"1. Because the Act which this Bill purports to amend "was passed on condition that its working should be tried, before its application to Scotland and Ireland.

"2. Because the recommendation of the Select Committee of this Honourable House, 1872, has been disregarded in its extension to Ireland and Scotland.

"3. Because the designation of "Imperial Court" is less worthy of respect than "Her Majesty in Parliament" and "Her Majesty in Council;" whilst an advocate of Imperial Rule in Ireland was designated an imperious Englishman—1869. See Hansard, Vol. 191., p. 773.

"4. Because, though professing to create one Imperial Court of Judicature, this Bill proposes many sub-divisions with shifting duties of Judges, instead of continuing the power to suitors of knowing that high officers of State are attending the Appeals both in the House of Lords and in the Privy Council.

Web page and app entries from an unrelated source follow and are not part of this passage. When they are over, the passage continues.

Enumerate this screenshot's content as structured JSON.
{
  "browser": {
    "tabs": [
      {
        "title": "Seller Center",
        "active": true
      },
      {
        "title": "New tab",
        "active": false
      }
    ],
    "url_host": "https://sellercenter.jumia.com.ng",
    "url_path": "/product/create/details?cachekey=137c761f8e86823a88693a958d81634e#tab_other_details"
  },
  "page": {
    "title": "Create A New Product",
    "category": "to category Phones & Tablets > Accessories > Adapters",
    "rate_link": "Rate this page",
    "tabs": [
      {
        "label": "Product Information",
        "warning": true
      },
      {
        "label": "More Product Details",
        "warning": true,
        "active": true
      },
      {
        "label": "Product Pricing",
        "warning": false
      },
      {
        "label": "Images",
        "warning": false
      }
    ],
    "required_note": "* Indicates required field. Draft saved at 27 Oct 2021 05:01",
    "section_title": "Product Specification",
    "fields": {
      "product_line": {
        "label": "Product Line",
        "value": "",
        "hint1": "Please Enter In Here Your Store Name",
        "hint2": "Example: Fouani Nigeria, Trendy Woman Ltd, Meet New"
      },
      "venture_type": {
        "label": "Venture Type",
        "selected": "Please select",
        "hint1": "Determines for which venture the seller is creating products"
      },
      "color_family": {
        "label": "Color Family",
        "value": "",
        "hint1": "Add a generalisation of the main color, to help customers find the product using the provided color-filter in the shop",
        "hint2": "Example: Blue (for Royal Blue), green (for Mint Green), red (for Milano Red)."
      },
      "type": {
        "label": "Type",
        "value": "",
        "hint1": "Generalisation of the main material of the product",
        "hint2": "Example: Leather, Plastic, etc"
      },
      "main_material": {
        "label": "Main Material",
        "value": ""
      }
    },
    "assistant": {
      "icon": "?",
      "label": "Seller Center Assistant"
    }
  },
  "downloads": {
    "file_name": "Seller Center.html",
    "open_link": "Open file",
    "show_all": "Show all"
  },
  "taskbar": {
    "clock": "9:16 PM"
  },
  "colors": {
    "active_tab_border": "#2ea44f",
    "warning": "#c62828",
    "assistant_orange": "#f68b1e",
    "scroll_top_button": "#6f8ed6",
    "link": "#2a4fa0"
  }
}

"5. Because the ecclesiastical authorities are almost excluded from the proposed Imperial Court, and their limited influence as assessors substituted for it.

"6. Because the difficulties of creating Lords Chancellors and Lords Chief Justices Peers have been greatly exaggerated, and the difficulties at present existing resemble such as are pointed out in Lives of the Chief Justices, vol. 3, page 184, line 2, and page 291, line 10, and do not necessitate the incorporation of those who may prefer Life Peerages, as members of the highest Court of Appeal in the United Kingdom.

"7. Because, since the passing of the same Act, one hereditary Peer has been created for England, who might be able occasionally to assist in Appeals in this House, and an ex-Chancellor of Ireland has more abundant leisure to give weight to Appeals from Ireland, whilst the Lord Justice Clerk of Scotland, being an hereditary Peer, could always communicate on Appeals from Scotland with such noble Lords as may sit on Appeals in the House of Lords.

"8. Because there is no provision for allowing Appellants and Defendants in Appeals from obtaining the judgment of the House of Lords, however much they may prefer it to any other Imperial Court of Appeal.



"1. Because by this Bill the House finally surrenders all its rights as an ultimate Court of Appeal, the duties of which it has performed, and is performing, in a manner which has given general satisfaction, as is proved by the fact that no public demand has been made for such surrender, and by many demonstrations, especially from the legal profession, in favour of its jurisdiction being retained.

"2. Because the surrender of a privilege which has brought so much credit to this House must be injurious to its character, and particularly as the House must appear to stand self-condemned as having lost that efficiency which has hitherto obtained for it the good opinion of the public, and as no longer able to perform properly those duties with which it has been entrusted for centuries.

"3. Because the uncalled-for change of a jurisdiction which has given satisfaction is inexpedient, and the transfer of it to a new and untried Court unwise.

"4. Because there appear grave objections to the constitution of the new Court, which is to be composed of nine judges, three ex officio, the Lord Chancellor, who is at all times removable by the Crown, together with the Lord Chief Justice of England and the Master of the Rolls, who are to be changed alternately every two years for the Lord Chief Justice of the Common Pleas and the Lord Chief Baron of the Exchequer, and six other judges to be appointed by the Crown in the first instance, and from time to time as vacancies occur, from the judges of the Imperial Court of Appeal for three years only, without prejudice to the re-nomination of a retiring judge.

"5. Because this frequent transfer of judges between the Imperial Court of Appeal and this Court will impair its efficiency in regard to English causes, as it may frequently occur that judges who have already determined a cause will become members of it before such cause is re-heard by such Court, whereby the number of judges proper to re-hear the same may be inconveniently limited.

"6. Because the power given to the Crown over the constitution of this Court of changing any of the six out of the nine judges composing-it after a three years' tenure of office, together with the power of removing one of the three ex officio judges at will, subjects this new Court to the direct influence of the Crown in a manner which appears objectionable on constitutional grounds.

"7. Because while appeals from Scotland and Ireland are to be conducted before the new Court in like manner substantially as now before this House, those in England are to be by re-hearing only, for the purpose of saving the expense to the suitors of new cases, and it is questionable whether the due administration of the law will be as effectually secured as by requiring new cases framed on the better understanding of the disputed points arrived at on both sides at the former hearings to be presented to the Court of Appeal.